DNA should be taken from crime scenes, checked against the criminal database and, if not identified, stored pending identification.
The taking of DNA from people who have merely been arrested should only be to check two things. Does it match any unidentified crime scene record? If so, the person is a suspect in a crime. Does it match any criminal record? If so, does this match the identity they purport to be and are they marked as wanted or jail? If neither of these things apply, the data should be destroyed.
The state has no right to our DNA. A universal DNA database will not stop crimes taking place. DNA evidence does not make convictions water-tight. It can be faked and planted, the same as any other evidence.
The Government's faux-position of 'we have no plans' to create such a database is not worth a tinker's cuss. Purposefully keeping hold of DNA samples from innocent people - many of them children and victims of crime themselves, is indefensible.

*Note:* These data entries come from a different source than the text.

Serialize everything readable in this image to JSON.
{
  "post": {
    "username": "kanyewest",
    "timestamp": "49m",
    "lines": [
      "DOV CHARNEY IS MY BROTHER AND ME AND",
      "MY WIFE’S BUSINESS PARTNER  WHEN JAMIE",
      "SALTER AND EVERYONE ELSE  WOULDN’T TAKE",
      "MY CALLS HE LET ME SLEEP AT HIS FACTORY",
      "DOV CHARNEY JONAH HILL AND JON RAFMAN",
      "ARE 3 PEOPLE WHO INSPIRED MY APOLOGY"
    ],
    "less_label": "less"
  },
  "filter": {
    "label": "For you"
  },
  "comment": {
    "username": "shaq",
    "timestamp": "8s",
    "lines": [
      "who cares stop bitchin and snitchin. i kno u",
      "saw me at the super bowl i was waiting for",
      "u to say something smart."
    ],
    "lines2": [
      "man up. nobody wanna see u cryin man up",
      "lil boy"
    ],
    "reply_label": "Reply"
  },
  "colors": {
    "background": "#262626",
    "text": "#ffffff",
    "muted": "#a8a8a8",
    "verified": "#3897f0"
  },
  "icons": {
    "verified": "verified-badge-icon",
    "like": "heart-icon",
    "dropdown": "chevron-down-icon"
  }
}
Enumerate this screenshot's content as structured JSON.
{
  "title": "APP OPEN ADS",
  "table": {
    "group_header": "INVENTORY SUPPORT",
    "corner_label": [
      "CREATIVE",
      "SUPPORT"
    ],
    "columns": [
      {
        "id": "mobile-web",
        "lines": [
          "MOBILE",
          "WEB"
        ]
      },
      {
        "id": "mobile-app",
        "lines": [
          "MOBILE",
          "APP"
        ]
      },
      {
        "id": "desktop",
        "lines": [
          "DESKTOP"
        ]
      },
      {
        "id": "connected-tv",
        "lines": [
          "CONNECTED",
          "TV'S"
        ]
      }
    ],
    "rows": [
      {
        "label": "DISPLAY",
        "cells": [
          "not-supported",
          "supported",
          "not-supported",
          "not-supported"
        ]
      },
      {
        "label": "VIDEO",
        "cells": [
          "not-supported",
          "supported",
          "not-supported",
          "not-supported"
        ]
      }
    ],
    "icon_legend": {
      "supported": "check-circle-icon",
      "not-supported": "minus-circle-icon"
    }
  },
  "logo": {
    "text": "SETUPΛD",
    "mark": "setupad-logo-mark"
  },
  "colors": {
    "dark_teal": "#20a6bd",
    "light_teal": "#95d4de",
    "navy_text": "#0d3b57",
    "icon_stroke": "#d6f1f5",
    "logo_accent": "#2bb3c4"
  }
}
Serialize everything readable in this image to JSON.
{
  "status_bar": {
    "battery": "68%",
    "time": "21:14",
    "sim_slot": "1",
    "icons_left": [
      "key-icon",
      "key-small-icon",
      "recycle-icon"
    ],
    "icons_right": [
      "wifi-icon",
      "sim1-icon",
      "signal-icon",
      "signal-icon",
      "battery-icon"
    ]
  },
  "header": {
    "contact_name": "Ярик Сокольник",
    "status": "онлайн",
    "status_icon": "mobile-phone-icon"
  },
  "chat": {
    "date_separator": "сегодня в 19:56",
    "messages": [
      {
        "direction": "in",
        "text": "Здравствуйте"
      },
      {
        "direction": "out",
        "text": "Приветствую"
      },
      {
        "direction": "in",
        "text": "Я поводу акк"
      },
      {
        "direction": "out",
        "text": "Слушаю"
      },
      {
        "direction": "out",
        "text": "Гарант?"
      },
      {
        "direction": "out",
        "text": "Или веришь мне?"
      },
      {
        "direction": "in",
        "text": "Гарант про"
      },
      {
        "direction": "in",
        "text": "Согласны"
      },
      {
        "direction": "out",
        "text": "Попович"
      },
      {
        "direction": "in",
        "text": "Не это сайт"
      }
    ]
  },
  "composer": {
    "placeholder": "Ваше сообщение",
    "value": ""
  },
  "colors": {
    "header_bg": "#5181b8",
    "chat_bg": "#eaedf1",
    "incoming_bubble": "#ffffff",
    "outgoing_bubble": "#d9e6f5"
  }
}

The panacea of a DNA database is offered up within a context of massive failure to effectively punish the convicted guilty. The DNA database is mainly helping the police identify convicted criminals who have been released from jail, when they shouldn't have been. The most glaring failure of the criminal justice system is the disregard of the two most important principles in dealing with crime: Punishment and protecting the public.